Guarantors and their role

A person willing to make your payments, should you find yourself unable to make them during the term of your car finance agreement, is called a guarantor. With a reliable guarantor named on your application, a finance company will feel more secure in offering you finance regardless of your credit history, whether it is poor or just limited.

Always obtain the consent of your guarantor first before making any applications, as it’s their history of credit that will be checked before any car loan will be offered to you.

Talk to your finance company

Always communicate with your lender. While the general rule is that car finance agreements can’t be assumed by another person, there may be lenders prepared to help you with your situation. In some cases a lender, subject to a credit check of the person you wish to transfer the car finance to, may be willing to make such a transfer.

It’s important in any legally binding agreement to always be upfront about any changes you’d like to make regarding who is named for the car finance.

Settling the outstanding debt

Another option open to car buyers who would like to transfer the agreement to another but cannot do so, is to settle the existing debt and take out a new agreement in the other person’s name.

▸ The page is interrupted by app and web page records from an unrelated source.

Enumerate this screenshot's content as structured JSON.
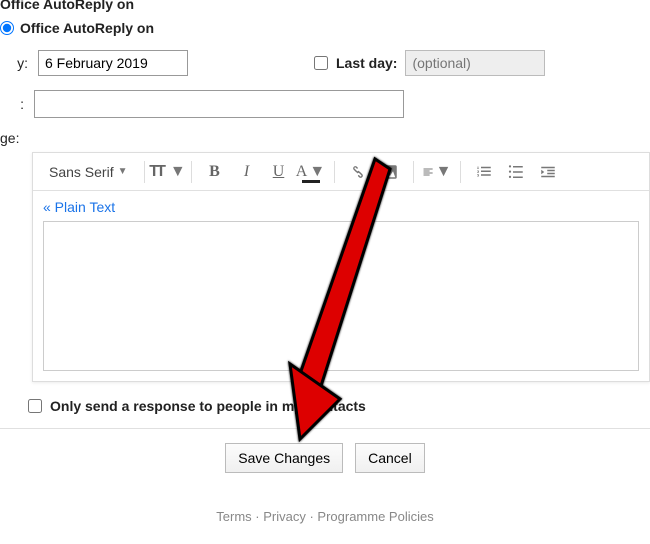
{
  "header_cutoff": "Office AutoReply on",
  "radio_label": "Office AutoReply on",
  "date": {
    "first_label": "y:",
    "first_value": "6 February 2019",
    "last_label": "Last day:",
    "last_placeholder": "(optional)"
  },
  "subject": {
    "label": ":",
    "value": ""
  },
  "msg_label": "ge:",
  "toolbar": {
    "font": "Sans Serif",
    "plain_text": "« Plain Text"
  },
  "contacts_label": "Only send a response to people in my Contacts",
  "buttons": {
    "save": "Save Changes",
    "cancel": "Cancel"
  },
  "footer": {
    "terms": "Terms",
    "privacy": "Privacy",
    "policies": "Programme Policies"
  }
}
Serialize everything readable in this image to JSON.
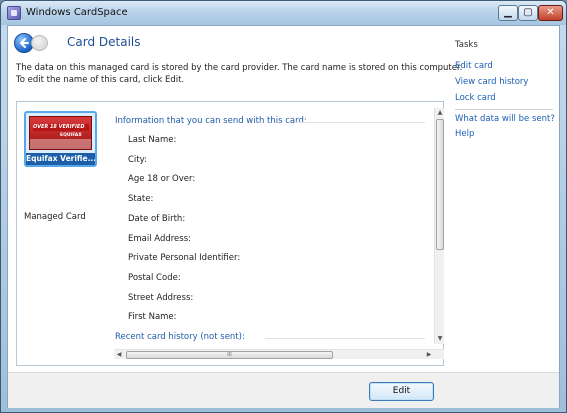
{
  "window": {
    "title": "Windows CardSpace",
    "controls": {
      "minimize": "▁",
      "maximize": "▢",
      "close": "✕"
    }
  },
  "header": {
    "back_icon": "back-arrow-icon",
    "title": "Card Details",
    "intro_line1": "The data on this managed card is stored by the card provider. The card name is stored on this computer.",
    "intro_line2": "To edit the name of this card, click Edit."
  },
  "card": {
    "badge_text": "OVER 18 VERIFIED",
    "brand": "EQUIFAX",
    "name": "Equifax Verifie...",
    "type": "Managed Card"
  },
  "info": {
    "heading": "Information that you can send with this card:",
    "fields": [
      "Last Name:",
      "City:",
      "Age 18 or Over:",
      "State:",
      "Date of Birth:",
      "Email Address:",
      "Private Personal Identifier:",
      "Postal Code:",
      "Street Address:",
      "First Name:"
    ],
    "history_heading": "Recent card history (not sent):"
  },
  "tasks": {
    "title": "Tasks",
    "links": [
      "Edit card",
      "View card history",
      "Lock card"
    ],
    "help_links": [
      "What data will be sent?",
      "Help"
    ]
  },
  "scrollbar": {
    "up": "▲",
    "down": "▼",
    "left": "◀",
    "right": "▶",
    "grip": "III"
  },
  "footer": {
    "edit_label": "Edit"
  },
  "colors": {
    "link": "#1b5fb5",
    "heading": "#1f5ca8",
    "card": "#c22020"
  }
}
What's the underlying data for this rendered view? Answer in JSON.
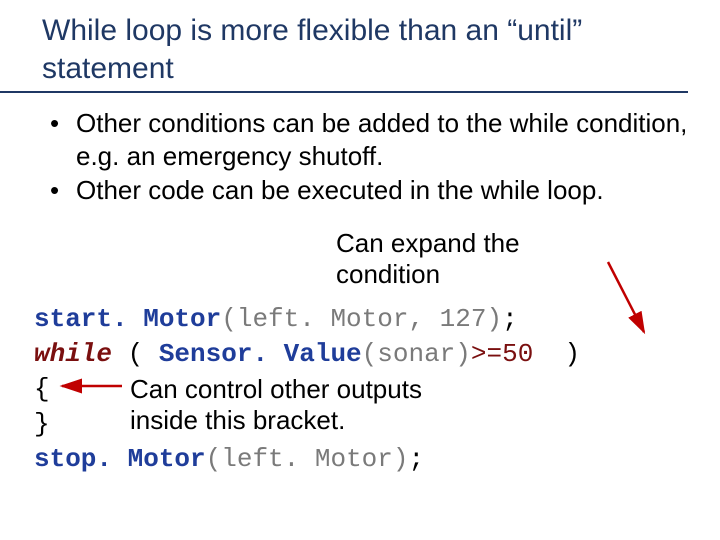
{
  "title": "While loop is more flexible than an “until” statement",
  "bullets": [
    "Other conditions can be added to the while condition, e.g. an emergency shutoff.",
    "Other code can be executed in the while loop."
  ],
  "annot_expand_line1": "Can expand the",
  "annot_expand_line2": "condition",
  "annot_bracket_line1": "Can control other outputs",
  "annot_bracket_line2": "inside this bracket.",
  "code": {
    "startMotor": "start. Motor",
    "startArgs": "(left. Motor, 127)",
    "semi": ";",
    "while": "while",
    "openParen": " ( ",
    "sensorValue": "Sensor. Value",
    "sonar": "(sonar)",
    "gte50": ">=50",
    "closeParen": "  )",
    "lbrace": "{",
    "rbrace": "}",
    "stopMotor": "stop. Motor",
    "stopArgs": "(left. Motor)"
  }
}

Again, talk to your finance company. Let them know your intentions and ask for the help in facilitating the process. If they are losing your finance payments per month, they may be happy to make finance possible for the person you wish to transfer yours to.

Discuss the situation with the other person if this is possible. Together you may be able to come to an agreement to pay off the existing debt together and then take out a new car finance deal in their name instead.

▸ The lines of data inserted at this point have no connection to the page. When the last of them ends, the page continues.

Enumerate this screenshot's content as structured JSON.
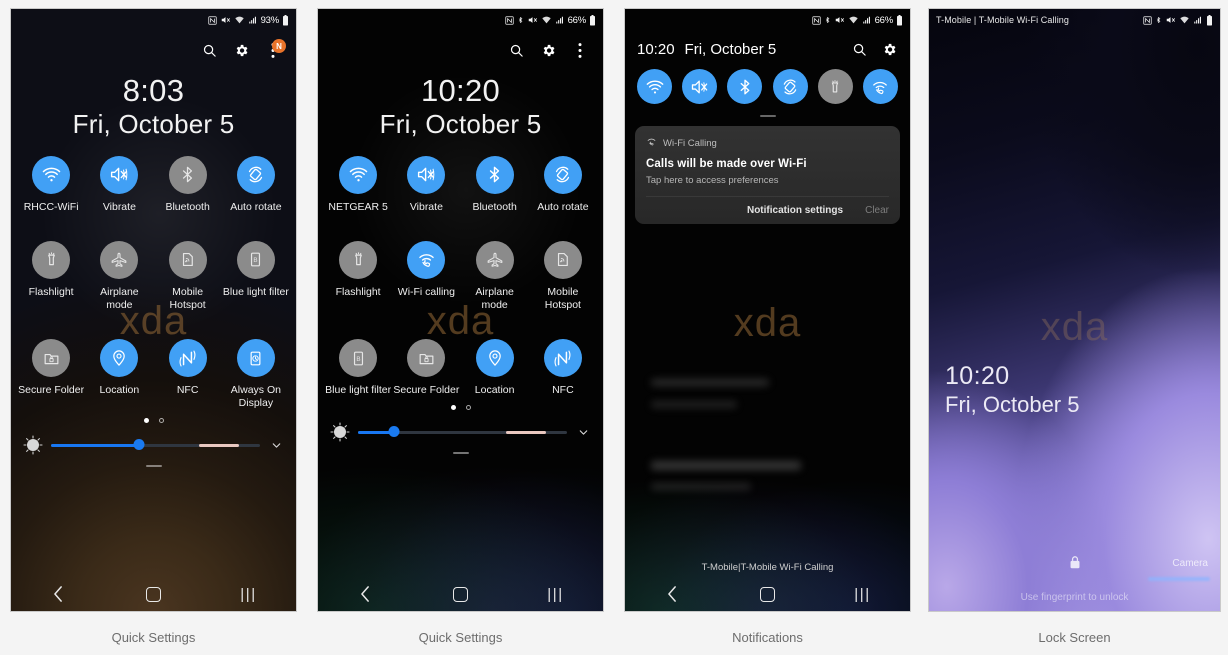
{
  "panels": [
    {
      "caption": "Quick Settings",
      "statusbar": {
        "left": "",
        "battery": "93%",
        "icons": [
          "nfc-icon",
          "mute-icon",
          "wifi-icon",
          "signal-icon",
          "battery-icon"
        ]
      },
      "header": {
        "search": "search-icon",
        "settings": "gear-icon",
        "more": "more-icon",
        "badge": "N"
      },
      "clock": {
        "time": "8:03",
        "date": "Fri, October 5"
      },
      "watermark": "xda",
      "tiles": [
        {
          "label": "RHCC-WiFi",
          "state": "on",
          "icon": "wifi-icon"
        },
        {
          "label": "Vibrate",
          "state": "on",
          "icon": "vibrate-icon"
        },
        {
          "label": "Bluetooth",
          "state": "off",
          "icon": "bluetooth-icon"
        },
        {
          "label": "Auto rotate",
          "state": "on",
          "icon": "autorotate-icon"
        },
        {
          "label": "Flashlight",
          "state": "off",
          "icon": "flashlight-icon"
        },
        {
          "label": "Airplane mode",
          "state": "off",
          "icon": "airplane-icon"
        },
        {
          "label": "Mobile Hotspot",
          "state": "off",
          "icon": "hotspot-icon"
        },
        {
          "label": "Blue light filter",
          "state": "off",
          "icon": "bluelight-icon"
        },
        {
          "label": "Secure Folder",
          "state": "off",
          "icon": "securefolder-icon"
        },
        {
          "label": "Location",
          "state": "on",
          "icon": "location-icon"
        },
        {
          "label": "NFC",
          "state": "on",
          "icon": "nfc-icon"
        },
        {
          "label": "Always On Display",
          "state": "on",
          "icon": "aod-icon"
        }
      ],
      "pager": {
        "pages": 2,
        "active": 1
      },
      "brightness": {
        "value": 42,
        "auto_marker": true
      },
      "navbar": {
        "back": "back-icon",
        "home": "home-icon",
        "recents": "recents-icon"
      }
    },
    {
      "caption": "Quick Settings",
      "statusbar": {
        "left": "",
        "battery": "66%",
        "icons": [
          "nfc-icon",
          "bluetooth-icon",
          "mute-icon",
          "wifi-icon",
          "signal-icon",
          "battery-icon"
        ]
      },
      "header": {
        "search": "search-icon",
        "settings": "gear-icon",
        "more": "more-icon"
      },
      "clock": {
        "time": "10:20",
        "date": "Fri, October 5"
      },
      "watermark": "xda",
      "tiles": [
        {
          "label": "NETGEAR 5",
          "state": "on",
          "icon": "wifi-icon"
        },
        {
          "label": "Vibrate",
          "state": "on",
          "icon": "vibrate-icon"
        },
        {
          "label": "Bluetooth",
          "state": "on",
          "icon": "bluetooth-icon"
        },
        {
          "label": "Auto rotate",
          "state": "on",
          "icon": "autorotate-icon"
        },
        {
          "label": "Flashlight",
          "state": "off",
          "icon": "flashlight-icon"
        },
        {
          "label": "Wi-Fi calling",
          "state": "on",
          "icon": "wificalling-icon"
        },
        {
          "label": "Airplane mode",
          "state": "off",
          "icon": "airplane-icon"
        },
        {
          "label": "Mobile Hotspot",
          "state": "off",
          "icon": "hotspot-icon"
        },
        {
          "label": "Blue light filter",
          "state": "off",
          "icon": "bluelight-icon"
        },
        {
          "label": "Secure Folder",
          "state": "off",
          "icon": "securefolder-icon"
        },
        {
          "label": "Location",
          "state": "on",
          "icon": "location-icon"
        },
        {
          "label": "NFC",
          "state": "on",
          "icon": "nfc-icon"
        }
      ],
      "pager": {
        "pages": 2,
        "active": 1
      },
      "brightness": {
        "value": 24,
        "auto_marker": true
      },
      "navbar": {
        "back": "back-icon",
        "home": "home-icon",
        "recents": "recents-icon"
      }
    },
    {
      "caption": "Notifications",
      "statusbar": {
        "left": "",
        "battery": "66%",
        "icons": [
          "nfc-icon",
          "bluetooth-icon",
          "mute-icon",
          "wifi-icon",
          "signal-icon",
          "battery-icon"
        ]
      },
      "header": {
        "time": "10:20",
        "date": "Fri, October 5",
        "search": "search-icon",
        "settings": "gear-icon"
      },
      "quick_strip": [
        {
          "state": "on",
          "icon": "wifi-icon"
        },
        {
          "state": "on",
          "icon": "vibrate-icon"
        },
        {
          "state": "on",
          "icon": "bluetooth-icon"
        },
        {
          "state": "on",
          "icon": "autorotate-icon"
        },
        {
          "state": "off",
          "icon": "flashlight-icon"
        },
        {
          "state": "on",
          "icon": "wificalling-icon"
        }
      ],
      "notification": {
        "app": "Wi-Fi Calling",
        "app_icon": "wificalling-icon",
        "title": "Calls will be made over Wi-Fi",
        "body": "Tap here to access preferences",
        "action_settings": "Notification settings",
        "action_clear": "Clear"
      },
      "watermark": "xda",
      "carrier": "T-Mobile|T-Mobile Wi-Fi Calling",
      "navbar": {
        "back": "back-icon",
        "home": "home-icon",
        "recents": "recents-icon"
      }
    },
    {
      "caption": "Lock Screen",
      "statusbar": {
        "left": "T-Mobile | T-Mobile Wi-Fi Calling",
        "battery": "",
        "icons": [
          "nfc-icon",
          "bluetooth-icon",
          "mute-icon",
          "wifi-icon",
          "signal-icon",
          "battery-icon"
        ]
      },
      "watermark": "xda",
      "clock": {
        "time": "10:20",
        "date": "Fri, October 5"
      },
      "lock_icon": "lock-icon",
      "hint": "Use fingerprint to unlock",
      "camera": "Camera"
    }
  ],
  "theme": {
    "accent_on": "#41a0f5",
    "tile_off": "#8b8b8b",
    "slider_fill": "#1877f2",
    "badge": "#e8732a",
    "caption_color": "#6d6d6d"
  }
}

The right answers when you need them

If you are unsure of what options are open to you when you’re looking to transfer finance of your car over to someone else, you can arrange a call back to discuss your situation. At Car.co.uk, we’re confident we can put your mind at ease with our expert advice.

Other related FAQs

Looking for more related content to this? We’ve picked a selection of related topics that you may find helpful

Car finance agreements don’t tend to include insurance as standard, but there are packages available that do.

In most cases, car finance providers pay for or provide your vehicle after you pay a deposit. Then, over the course of an agreed repayment period, you’ll pay off some or all of the price. The product you choose will decide what happens at the end of the agreement – but common options include taking ownership of the car, handing it back, or upgrading it.

Car loans can be secured or unsecured, depending on the type of agreement you get.

Don’t worry if you can’t remember who your car finance is with. You can find out by checking your paperwork, looking at who you make your payment to through your bank, or calling the dealership you bought your car from.

Yes, you can refinance your car loan. However, you should carefully assess the pros and cons of doing so before you make a decision.

The simplest way to find out how much is left on your car finance agreement is to contact your lender. Alternatively, you can calculate this figure yourself.

When you’re applying for finance for a used car, it’s useful to have the relevant supporting documents such as information on your vehicle of choice, your financial details and proof of address and income. You may also need a deposit.

Under certain circumstances, you can claim the cost of a car as a capital allowance, meaning you can deduct some of the vehicle’s value from the profits of your business before paying tax. However, strict criteria apply.

Car finance is a loan – but it’s one that’s often secured against the vehicle you’ve decided you want. As such, it’s often viewed a little differently to a personal loan – which is not secured against anything.

Car loans for used cars vary in length. Terms are typically between 12 and 60 months.